Although iPS cells generated using one or two factors rather than four or using recombinant proteins rather than viral expression systems may be clinically safer, it has yet to be demonstrated that this is the case. In addition, the logistical, financial, and practical aspects of each technique will need to be taken into account. It is likely that how one reprograms cells will be determined by the intended usage of the reprogrammed cells. As things currently stand, for example, the fastest and most efficient method to create human iPS cell lines is through lenti- and retroviral transduction. If it is shown that transgene integration sites do not substantially affect the differentiation potential and status of cells types relevant for disease, then these methods might be the preferred approaches for generating iPS cells for use in large-scale drug-screening programs and disease modeling.
An important and controversial issue regarding iPS cell derivation is the standard by which their pluripotent potential is evaluated (45

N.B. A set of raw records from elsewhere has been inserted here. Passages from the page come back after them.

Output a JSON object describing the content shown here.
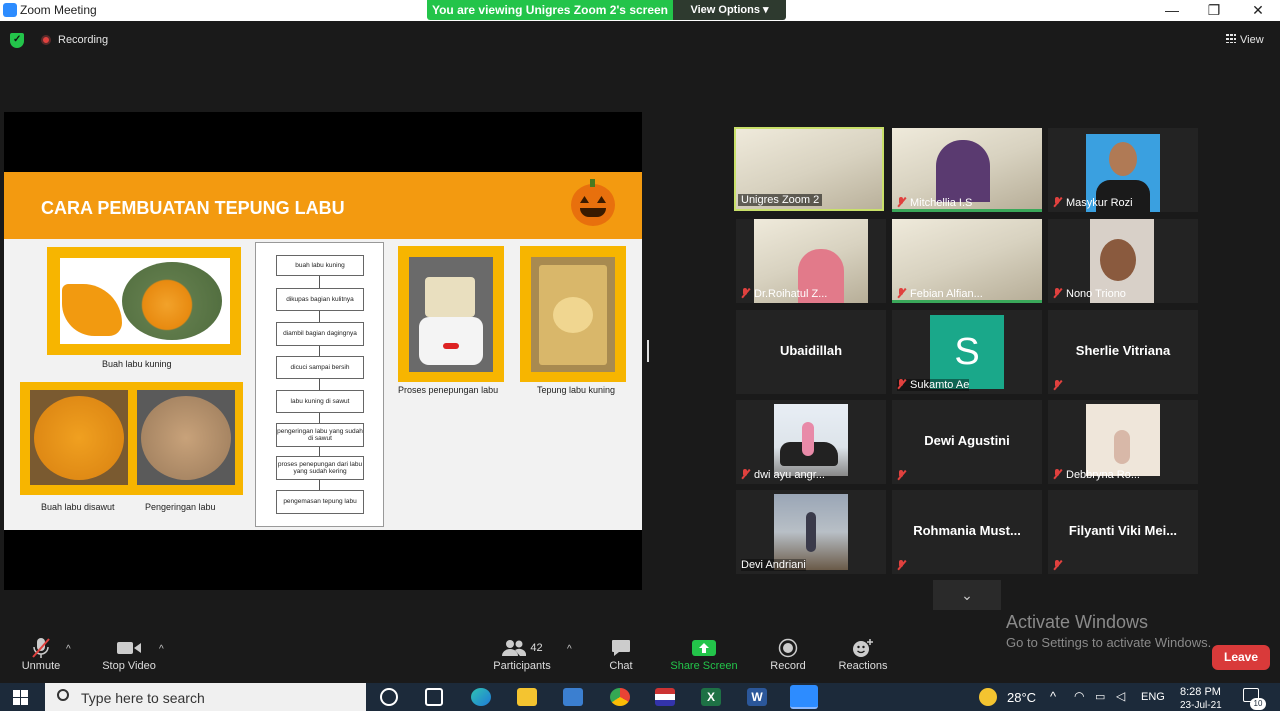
{
  "window": {
    "title": "Zoom Meeting",
    "minimize": "—",
    "restore": "❐",
    "close": "✕"
  },
  "banner": {
    "viewing": "You are viewing Unigres Zoom 2's screen",
    "view_options": "View Options ▾"
  },
  "status": {
    "recording": "Recording",
    "view": "View"
  },
  "slide": {
    "title": "CARA PEMBUATAN TEPUNG LABU",
    "captions": {
      "buah_labu_kuning": "Buah labu kuning",
      "buah_labu_disawut": "Buah labu disawut",
      "pengeringan_labu": "Pengeringan labu",
      "proses_penepungan": "Proses penepungan labu",
      "tepung_labu_kuning": "Tepung labu kuning"
    },
    "flow_steps": [
      "buah labu kuning",
      "dikupas bagian kulitnya",
      "diambil bagian dagingnya",
      "dicuci sampai bersih",
      "labu kuning di sawut",
      "pengeringan labu yang sudah di sawut",
      "proses penepungan dari labu yang sudah kering",
      "pengemasan tepung labu"
    ]
  },
  "participants": [
    {
      "name": "Unigres Zoom 2",
      "muted": false
    },
    {
      "name": "Mitchellia I.S",
      "muted": true
    },
    {
      "name": "Masykur Rozi",
      "muted": true
    },
    {
      "name": "Dr.Roihatul Z...",
      "muted": true
    },
    {
      "name": "Febian Alfian...",
      "muted": true
    },
    {
      "name": "Nono Triono",
      "muted": true
    },
    {
      "name": "Ubaidillah",
      "muted": false
    },
    {
      "name": "Sukamto Ae",
      "muted": true,
      "avatar_letter": "S"
    },
    {
      "name": "Sherlie Vitriana",
      "muted": true
    },
    {
      "name": "dwi ayu angr...",
      "muted": true
    },
    {
      "name": "Dewi Agustini",
      "muted": true
    },
    {
      "name": "Debbryna Ro...",
      "muted": true
    },
    {
      "name": "Devi Andriani",
      "muted": false
    },
    {
      "name": "Rohmania Must...",
      "muted": true
    },
    {
      "name": "Filyanti Viki Mei...",
      "muted": true
    }
  ],
  "watermark": {
    "line1": "Activate Windows",
    "line2": "Go to Settings to activate Windows."
  },
  "toolbar": {
    "unmute": "Unmute",
    "stop_video": "Stop Video",
    "participants": "Participants",
    "participants_count": "42",
    "chat": "Chat",
    "share_screen": "Share Screen",
    "record": "Record",
    "reactions": "Reactions",
    "leave": "Leave"
  },
  "taskbar": {
    "search_placeholder": "Type here to search",
    "temperature": "28°C",
    "language": "ENG",
    "time": "8:28 PM",
    "date": "23-Jul-21",
    "notifications": "10"
  },
  "colors": {
    "zoom_blue": "#2d8cff",
    "banner_green": "#23c44a",
    "leave_red": "#d93a3a",
    "slide_orange": "#f39a10"
  }
}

). We believe that the intended application of the iPS cells should determine the evaluation method. It may be that a neurobiologist who wants to generate motor neurons from patient-specific iPS (PS-iPS) cells should be concerned more with determining the ability of the iPS cells to generate cells that are functionally equivalent to motor neurons found in vivo than whether they are truly pluripotent. The issue of pluripotency becomes more important for studies of the functional mechanism of reprogramming. However, a reproducible, inexpensive, and rapid method to determine the quality of newly established iPS cell lines is urgently required. If it cannot be found, the cost of fully characterizing every new cell line may substantially slow progress. Perhaps an epigenetic and gene expression signature that selectively defines fully reprogrammed iPS and ES cell lines can be identified. This then might enable high-throughput screening of newly derived cell lines.